Wednesday 11th September
Today, national domestic abuse charity Women’s Aid launch the No Woman Turned Away report 2019 which shows that the charity has supported 309 women who were left with nowhere to turn as they fled domestic abuse.
In the last year, 136 (44%) of these women sofa-surfed, 42 (14%) stayed in local authority emergency accommodation, 22 (7%) slept rough and 12 (4%) stayed in a B&B, hostel or hotel.
Women like Alya are faced with a stark choice between homelessness or returning to their abuser:
“I have no benefit, nothing, and I cannot apply for indefinite leave … My only chance is to go back to him.” – Alya
While waiting for a refuge space, 59 women (19%) experienced further abuse from their perpetrator. The report describes the insurmountable financial difficulties that survivors face when fleeing domestic abuse, with many women struggling to feed themselves and their children, and pay for the phone calls and transportation required to reach a safe place to stay.
Most survivors reported an immense negative impact on their own and their children’s wellbeing, and how this compounded the trauma they experienced from their abusers. Some survivors reported suicidal feelings linked to the stress of trying to find a safe place to stay. Of the 17 women who were interviewed in depth, two attempted to kill themselves.
Women’s Aid’s Annual Audit (2019) found a shortfall of refuge bed spaces of 1,715 in England. The report also found that 57% of domestic abuse service providers were running an area of their service with no dedicated funding, and 31% reported that, since 2014, they’ve had to make staff cuts due to reduced funding.
“By the end of it I was just broken and there’s just pieces of me … I don’t know whether my perpetrator was worse or this was worse … I’d come from one thing and got dumped into another hellhole.” – Mumtaz.

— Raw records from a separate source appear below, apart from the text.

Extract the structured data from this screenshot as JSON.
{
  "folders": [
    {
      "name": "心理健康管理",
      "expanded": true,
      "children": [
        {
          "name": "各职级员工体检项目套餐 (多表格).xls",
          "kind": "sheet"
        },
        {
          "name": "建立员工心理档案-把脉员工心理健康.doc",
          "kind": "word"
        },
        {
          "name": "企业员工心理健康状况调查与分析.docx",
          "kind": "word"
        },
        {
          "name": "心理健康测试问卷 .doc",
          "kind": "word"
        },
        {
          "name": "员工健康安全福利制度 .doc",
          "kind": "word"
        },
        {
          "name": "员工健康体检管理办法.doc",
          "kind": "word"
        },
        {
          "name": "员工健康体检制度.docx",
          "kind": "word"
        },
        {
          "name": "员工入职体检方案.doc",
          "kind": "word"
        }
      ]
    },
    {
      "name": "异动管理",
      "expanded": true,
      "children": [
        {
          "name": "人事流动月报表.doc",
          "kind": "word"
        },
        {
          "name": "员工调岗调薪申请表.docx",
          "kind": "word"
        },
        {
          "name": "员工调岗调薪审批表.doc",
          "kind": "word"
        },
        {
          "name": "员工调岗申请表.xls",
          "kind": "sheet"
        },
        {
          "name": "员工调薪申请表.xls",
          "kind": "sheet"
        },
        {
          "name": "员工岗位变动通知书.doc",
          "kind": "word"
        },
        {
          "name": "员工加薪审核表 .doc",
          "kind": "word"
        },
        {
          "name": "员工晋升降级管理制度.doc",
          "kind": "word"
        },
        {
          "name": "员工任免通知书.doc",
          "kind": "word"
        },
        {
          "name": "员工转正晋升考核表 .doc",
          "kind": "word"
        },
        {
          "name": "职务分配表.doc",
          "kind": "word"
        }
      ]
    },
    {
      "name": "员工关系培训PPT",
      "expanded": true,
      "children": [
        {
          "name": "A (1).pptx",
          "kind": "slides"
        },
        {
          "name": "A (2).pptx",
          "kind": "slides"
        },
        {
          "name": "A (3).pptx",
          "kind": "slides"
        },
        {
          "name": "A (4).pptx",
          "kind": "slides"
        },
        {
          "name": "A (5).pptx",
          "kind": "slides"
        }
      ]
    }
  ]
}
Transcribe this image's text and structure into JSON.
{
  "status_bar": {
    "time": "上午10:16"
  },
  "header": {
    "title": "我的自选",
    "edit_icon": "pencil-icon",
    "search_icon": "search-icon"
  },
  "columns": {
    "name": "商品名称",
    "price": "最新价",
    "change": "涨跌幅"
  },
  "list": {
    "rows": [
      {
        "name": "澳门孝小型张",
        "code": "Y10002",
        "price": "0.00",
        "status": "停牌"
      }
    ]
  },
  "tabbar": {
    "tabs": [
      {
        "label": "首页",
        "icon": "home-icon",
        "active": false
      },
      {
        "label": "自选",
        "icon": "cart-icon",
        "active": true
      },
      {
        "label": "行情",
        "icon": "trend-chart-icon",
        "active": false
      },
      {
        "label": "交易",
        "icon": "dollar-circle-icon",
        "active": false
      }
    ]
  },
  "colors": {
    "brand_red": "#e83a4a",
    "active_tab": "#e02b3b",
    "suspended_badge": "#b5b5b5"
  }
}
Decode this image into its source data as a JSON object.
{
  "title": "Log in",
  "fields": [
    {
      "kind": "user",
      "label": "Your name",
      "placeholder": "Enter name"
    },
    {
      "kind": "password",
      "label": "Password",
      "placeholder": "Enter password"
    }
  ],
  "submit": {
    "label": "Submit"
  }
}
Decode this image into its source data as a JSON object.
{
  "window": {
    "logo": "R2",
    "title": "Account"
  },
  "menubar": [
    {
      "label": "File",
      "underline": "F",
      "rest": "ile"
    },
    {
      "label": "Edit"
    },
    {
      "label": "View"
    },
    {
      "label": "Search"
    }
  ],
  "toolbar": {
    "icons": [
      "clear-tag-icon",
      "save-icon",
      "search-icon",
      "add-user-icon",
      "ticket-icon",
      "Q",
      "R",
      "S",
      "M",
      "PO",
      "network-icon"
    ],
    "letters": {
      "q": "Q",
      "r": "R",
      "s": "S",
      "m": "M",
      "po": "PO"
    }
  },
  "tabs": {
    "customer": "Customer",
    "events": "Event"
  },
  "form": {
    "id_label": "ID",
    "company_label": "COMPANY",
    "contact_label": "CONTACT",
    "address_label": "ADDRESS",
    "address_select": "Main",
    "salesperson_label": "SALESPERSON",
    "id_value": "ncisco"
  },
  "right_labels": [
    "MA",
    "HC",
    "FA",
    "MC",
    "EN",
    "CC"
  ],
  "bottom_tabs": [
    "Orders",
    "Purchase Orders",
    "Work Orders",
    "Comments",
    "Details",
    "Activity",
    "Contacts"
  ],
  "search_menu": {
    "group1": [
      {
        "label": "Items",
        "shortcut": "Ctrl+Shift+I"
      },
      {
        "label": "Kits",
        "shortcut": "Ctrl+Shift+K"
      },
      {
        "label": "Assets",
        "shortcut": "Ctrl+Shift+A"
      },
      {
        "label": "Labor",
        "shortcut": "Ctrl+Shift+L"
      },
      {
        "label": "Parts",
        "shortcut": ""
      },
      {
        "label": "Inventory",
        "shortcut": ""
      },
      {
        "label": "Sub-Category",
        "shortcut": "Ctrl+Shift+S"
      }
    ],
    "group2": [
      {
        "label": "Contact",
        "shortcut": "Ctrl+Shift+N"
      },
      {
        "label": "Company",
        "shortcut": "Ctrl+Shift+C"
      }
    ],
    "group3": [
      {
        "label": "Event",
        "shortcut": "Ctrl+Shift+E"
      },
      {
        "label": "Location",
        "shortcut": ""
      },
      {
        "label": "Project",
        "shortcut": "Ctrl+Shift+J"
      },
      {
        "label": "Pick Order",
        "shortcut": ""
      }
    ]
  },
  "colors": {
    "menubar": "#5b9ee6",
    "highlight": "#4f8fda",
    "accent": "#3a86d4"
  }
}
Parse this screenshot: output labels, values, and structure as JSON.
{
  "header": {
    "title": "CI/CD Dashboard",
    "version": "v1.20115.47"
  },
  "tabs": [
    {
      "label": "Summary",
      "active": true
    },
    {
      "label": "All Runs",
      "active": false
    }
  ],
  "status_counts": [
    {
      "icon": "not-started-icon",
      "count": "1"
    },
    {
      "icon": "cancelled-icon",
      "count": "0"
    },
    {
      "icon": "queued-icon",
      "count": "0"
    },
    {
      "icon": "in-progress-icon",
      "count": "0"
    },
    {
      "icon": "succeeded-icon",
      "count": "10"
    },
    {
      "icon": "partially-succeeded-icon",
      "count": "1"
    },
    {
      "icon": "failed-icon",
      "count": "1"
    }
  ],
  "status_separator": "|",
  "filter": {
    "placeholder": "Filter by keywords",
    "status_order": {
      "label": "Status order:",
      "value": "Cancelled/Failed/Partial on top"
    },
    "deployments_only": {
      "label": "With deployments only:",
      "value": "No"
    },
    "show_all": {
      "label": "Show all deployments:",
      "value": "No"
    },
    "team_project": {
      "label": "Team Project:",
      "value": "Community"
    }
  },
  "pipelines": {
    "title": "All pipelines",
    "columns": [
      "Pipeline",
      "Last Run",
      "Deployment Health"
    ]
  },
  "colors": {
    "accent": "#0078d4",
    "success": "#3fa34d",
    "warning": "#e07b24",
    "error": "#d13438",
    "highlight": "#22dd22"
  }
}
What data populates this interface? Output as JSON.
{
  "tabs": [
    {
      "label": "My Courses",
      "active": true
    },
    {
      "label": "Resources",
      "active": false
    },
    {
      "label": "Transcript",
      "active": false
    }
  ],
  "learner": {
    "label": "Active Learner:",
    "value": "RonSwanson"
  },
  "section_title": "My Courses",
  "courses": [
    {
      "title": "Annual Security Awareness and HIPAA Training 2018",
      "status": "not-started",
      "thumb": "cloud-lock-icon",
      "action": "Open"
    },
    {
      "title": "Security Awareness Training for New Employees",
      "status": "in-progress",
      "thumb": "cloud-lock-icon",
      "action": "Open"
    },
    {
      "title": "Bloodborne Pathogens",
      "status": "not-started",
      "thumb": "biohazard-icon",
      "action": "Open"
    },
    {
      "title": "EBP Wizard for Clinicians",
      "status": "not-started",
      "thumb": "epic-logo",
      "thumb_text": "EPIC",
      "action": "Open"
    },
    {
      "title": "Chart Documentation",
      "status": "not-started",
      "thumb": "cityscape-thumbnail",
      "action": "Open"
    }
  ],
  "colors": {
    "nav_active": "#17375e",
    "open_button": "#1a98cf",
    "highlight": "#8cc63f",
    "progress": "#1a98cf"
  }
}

“I have no money at all, for my daughter, for her food, for her clothes, it’s getting colder day by day.” – Emira.
Adina Claire, Acting Co-Chief Executive of Women’s Aid, said:
“It’s scandalous that, in 2019, women fleeing domestic abuse still face the terrifying prospect of either returning to their perpetrator or facing homelessness. We are facing a chronic shortage of bed spaces in specialist refuge services, and this is causing unimaginable suffering for women at a time when they are most in need of support.
“Survivors fleeing domestic abuse should not have to sofa-surf. Our report tells the story of women who have endured unsafe living arrangements, overcrowding, broken friendships and further abuse while sofa-surfing. Hostels or emergency accommodation are not appropriate either – women recovering from domestic abuse need the specialist, holistic support that domestic abuse refuges provide. It goes without saying that survivors should not have to sleep rough, yet, for the third year running, we found that this is still happening, even to pregnant women and children.
“Our research shows that BME women are far more likely to face homelessness as a result of domestic abuse. We cannot let this continue. At Women’s Aid we firmly believe that every survivor should receive the right support, the first time they ask for it. To deliver this, we need sustainable funding for life-saving services in every community, including the very specialist services led ‘by and for’ BME women which have been hit hardest by budget cuts and poor commissioning decisions.
“As it stands today, a survivor’s access to support services is dependent on her immigration status. We are calling on the government to deliver a domestic abuse bill that guarantees access to support for every survivor, including women with ‘no recourse to public funds’.
Earlier this year Theresa May promised a landmark legal duty for councils to fund support for survivors in refuge and safe accommodation, and we strongly urge Boris Johnson to deliver on this pledge. It is also crucial that the law is changed to ensure that all survivors escaping domestic abuse are automatically in ‘priority need’ for housing. The desperate experiences of women and children detailed in this report must end.”
Key recommendations for government:
- Provide sufficient bed spaces in specialist refuges to meet the level of demand nationally.
- Ensure that migrant women, including those with no recourse to public funds, do not face discriminatory treatment which prevents them from safely escaping domestic abuse and having fair access to services.
- Through the domestic abuse bill, ensure individuals fleeing domestic abuse are automatically considered in priority need for housing, rather than being subject to the ‘vulnerability test’.
Women’s Aid is the national charity working to end domestic abuse against women and children. Over the past 44 years, Women’s Aid has been at the forefront of shaping and coordinating responses to domestic violence and abuse through practice, research and policy. We empower survivors by keeping their voices at the heart of our work, working with and for women and children by listening to them and responding to their needs.
We are a federation of over 180 organisations who provide just under 300 local lifesaving services to women and children across the country. We provide expert training, qualifications and consultancy to a range of agencies and professionals working with survivors or commissioning domestic abuse services, and award a National Quality Mark for services which meet our quality standards. We hold the largest national data set on domestic abuse, and use research and evidence to inform all of our work. Our campaigns achieve change in policy, practice and awareness, encouraging healthy relationships and helping to build a future where domestic abuse is no longer tolerated.
Our range of online services, which include the Survivors’ Forum, help hundreds of thousands of women and children every year.